Return on Investment (ROI) is one of the fundamental principles of business. Any business contemplating enterprise initiatives attempts to clearly see and understand the ROI. The use of ROI is no different for consultants as new projects, employees and business expansions must all be able to deliver a financial return on the cost of the investment whether that investment is money, time or some other resource.

One of the most fundamental ways we as consultants create a strong ROI is by investing our time into other employees during their initial time on a project. Though called many things – ‘onboarding', ‘ramping up', etc – I'll refer to this process as ‘level setting' as the main goal is to bring new project members to the same level as the team. When given the attention it deserves, level setting creates a ripe environment for successful project delivery.

The Symptom
We've all been in this situation before: you have just joined a new project, the team is working hard to meet deadlines and deliver high quality products and you're spending two weeks trying to get all of the right passwords and access just to start doing your role. In the meantime, the team sends you a bunch of generic project introduction documents and you try to get a good grasp on the current-state and how you can contribute. After a while, terms start to blend together and you realize that until you can actually obtain access to relevant areas of your client's business, you won't really ‘get it.' You would like to sit down with the team and bounce ideas off of them to test your understanding but you don't want to hold up their important work. You wonder how best to use the start-up time until you have the accesses you need.

The Cure
Level setting applies the concept of ROI to the project start-up process by investing more one-on-one time at the start of a project for new employees, as a result, new employees are far better equipped to contribute quicker, minimize time spent asking questions and helping boost the efficiency of the team.

While possibly being seen as interfering with day-to-day activities of the project team, level setting pays significant dividends in the long run. A new project member will have to learn the required information at some point during the project. Unfortunately, though, instead of capitalizing on the availability and free time of a new project member for a comprehensive level setting, most project teams wait to truly explain core concepts of the project until they are needed for a current task.

The three methods below serve as useful tools to help getting new team mates up to speed and break this trend.

  1. Teach it Back – One of the most effective ways to make sure someone has understood you is to ask them to repeat back what they have heard. I would suggest a step further.
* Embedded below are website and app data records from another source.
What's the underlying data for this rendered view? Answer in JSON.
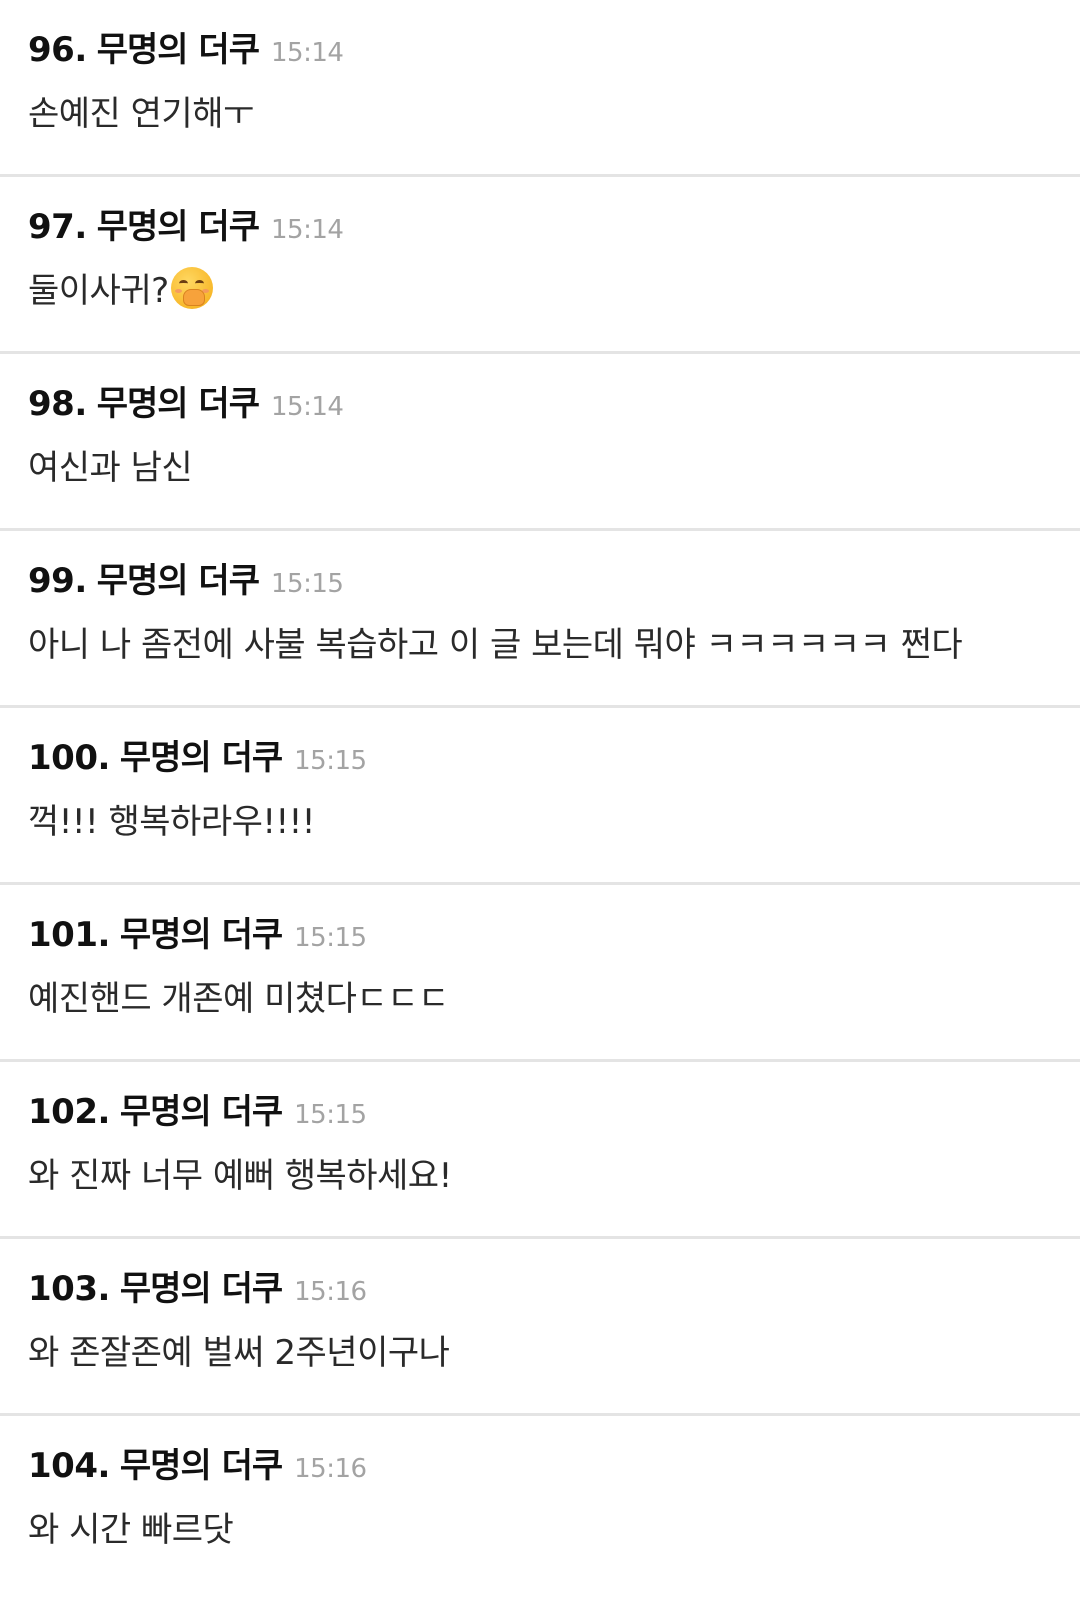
{
  "comments": [
    {
      "num": "96.",
      "author": "무명의 더쿠",
      "time": "15:14",
      "text": "손예진 연기해ㅜ"
    },
    {
      "num": "97.",
      "author": "무명의 더쿠",
      "time": "15:14",
      "text": "둘이사귀?",
      "emoji": "hand-over-mouth-face-icon"
    },
    {
      "num": "98.",
      "author": "무명의 더쿠",
      "time": "15:14",
      "text": "여신과 남신"
    },
    {
      "num": "99.",
      "author": "무명의 더쿠",
      "time": "15:15",
      "text": "아니 나 좀전에 사불 복습하고 이 글 보는데 뭐야 ㅋㅋㅋㅋㅋㅋ 쩐다"
    },
    {
      "num": "100.",
      "author": "무명의 더쿠",
      "time": "15:15",
      "text": "꺽!!! 행복하라우!!!!"
    },
    {
      "num": "101.",
      "author": "무명의 더쿠",
      "time": "15:15",
      "text": "예진핸드 개존예 미쳤다ㄷㄷㄷ"
    },
    {
      "num": "102.",
      "author": "무명의 더쿠",
      "time": "15:15",
      "text": "와 진짜 너무 예뻐 행복하세요!"
    },
    {
      "num": "103.",
      "author": "무명의 더쿠",
      "time": "15:16",
      "text": "와 존잘존예 벌써 2주년이구나"
    },
    {
      "num": "104.",
      "author": "무명의 더쿠",
      "time": "15:16",
      "text": "와 시간 빠르닷"
    }
  ],
  "colors": {
    "text": "#1c1c1c",
    "time": "#a3a3a3",
    "divider": "#e4e4e4",
    "background": "#ffffff"
  }
}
After taking enough time to fully explain the business needs, the current state and the goals of the project, ask the new project member to ‘teach‘ back to you what the current project is. Pretend you know nothing about the project - would you understand why your project team has been brought on based on the explanation given? (Also, asking the new employee to explain gives you the opportunity to pose questions about areas not completely understood in a non-confrontational way.)
  2. Shadowing – Since there are often prolonged stretches of time where a new project member does not have access, it can be really helpful for an existing teammate to actually walk through specific tasks with new teammates by their side. This process of shadowing sets aside time for the experienced project member to explain and show actual tasks. Moreover, the new team member is able to ask questions during each step of the process and see programs and processes that may not be clear through a written or verbal explanation.
  3. Draw Draw Draw – People learn through hearing, seeing and touching. Since information is not tangible, seeing and hearing are the only tools we have for explanation. So, diagrams or any sort of illustration are essential tools to further explain the operations of the project. I recently wrote a post about the importance of diagrams, but whiteboards are just as useful for level setting. Most importantly, level setting is an interactive process; just forwarding all of the technical design documents won't adequately explain the project. Take time to sit down one-on-one and walk through the diagram step by step.

Level setting is a simple concept that often gets overlooked during the initial stages for a new project member. While this is understandable – we're all busy, after all – it can lead to new project members being slower to fully grasp essential concepts, other team members getting bogged down with future questions and limiting the efficiency of the team. Investing time to level set using the above tactics will do much to help minimize these pitfalls. And while there's certainly an up-front cost to using working resources to level set new members, the return on that investment will ensure that the new team member will grasp key concepts quickly, contribute in a shorter time and, ultimately, deliver a better product.